> [WORK TO BE COMPLETED]:
Each entry that follows is to be retyped exactly. Pictures do not belong in the copy.

> [GIVEN RECORDS]:
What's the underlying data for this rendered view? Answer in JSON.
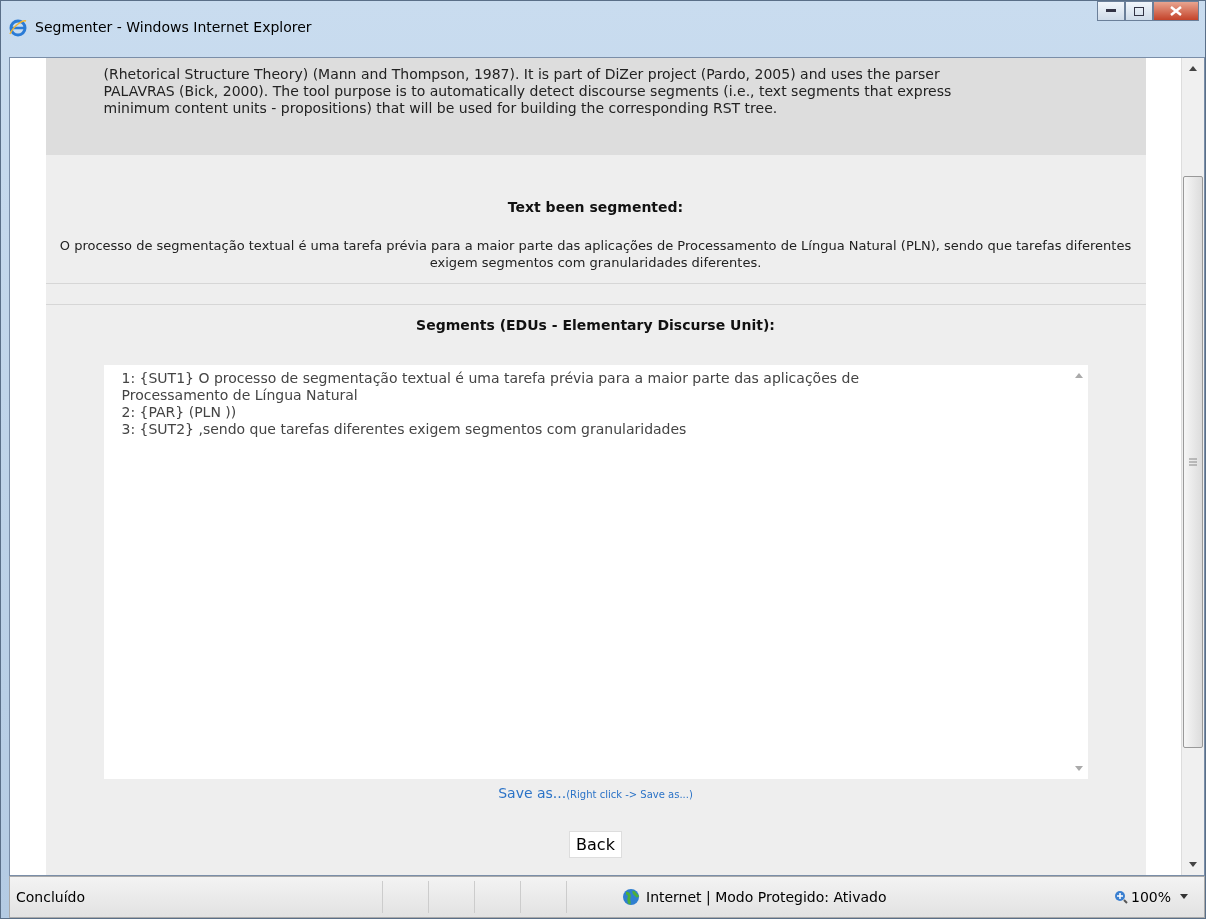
{
  "window": {
    "title": "Segmenter - Windows Internet Explorer"
  },
  "intro": {
    "lines": [
      "(Rhetorical Structure Theory) (Mann and Thompson, 1987). It is part of DiZer project (Pardo, 2005) and uses the parser",
      "PALAVRAS (Bick, 2000). The tool purpose is to automatically detect discourse segments (i.e., text segments that express",
      "minimum content units - propositions) that will be used for building the corresponding RST tree."
    ]
  },
  "source": {
    "heading": "Text been segmented:",
    "text": "O processo de segmentação textual é uma tarefa prévia para a maior parte das aplicações de Processamento de Língua Natural (PLN), sendo que tarefas diferentes exigem segmentos com granularidades diferentes."
  },
  "segments": {
    "heading": "Segments (EDUs - Elementary Discurse Unit):",
    "lines": [
      "1: {SUT1} O processo de segmentação textual é uma tarefa prévia para a maior parte das aplicações de",
      "Processamento de Língua Natural",
      "2: {PAR} (PLN ))",
      "3: {SUT2} ,sendo que tarefas diferentes exigem segmentos com granularidades"
    ]
  },
  "save_link": {
    "label": "Save as...",
    "hint": "(Right click -> Save as...)"
  },
  "back_button": "Back",
  "status_bar": {
    "status": "Concluído",
    "zone": "Internet | Modo Protegido: Ativado",
    "zoom": "100%"
  }
}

> [TASK OUTPUT]:
What's the underlying data for this rendered view? Answer in JSON.
{
  "window": {
    "title": "Segmenter - Windows Internet Explorer"
  },
  "intro": {
    "lines": [
      "(Rhetorical Structure Theory) (Mann and Thompson, 1987). It is part of DiZer project (Pardo, 2005) and uses the parser",
      "PALAVRAS (Bick, 2000). The tool purpose is to automatically detect discourse segments (i.e., text segments that express",
      "minimum content units - propositions) that will be used for building the corresponding RST tree."
    ]
  },
  "source": {
    "heading": "Text been segmented:",
    "text": "O processo de segmentação textual é uma tarefa prévia para a maior parte das aplicações de Processamento de Língua Natural (PLN), sendo que tarefas diferentes exigem segmentos com granularidades diferentes."
  },
  "segments": {
    "heading": "Segments (EDUs - Elementary Discurse Unit):",
    "lines": [
      "1: {SUT1} O processo de segmentação textual é uma tarefa prévia para a maior parte das aplicações de",
      "Processamento de Língua Natural",
      "2: {PAR} (PLN ))",
      "3: {SUT2} ,sendo que tarefas diferentes exigem segmentos com granularidades"
    ]
  },
  "save_link": {
    "label": "Save as...",
    "hint": "(Right click -> Save as...)"
  },
  "back_button": "Back",
  "status_bar": {
    "status": "Concluído",
    "zone": "Internet | Modo Protegido: Ativado",
    "zoom": "100%"
  }
}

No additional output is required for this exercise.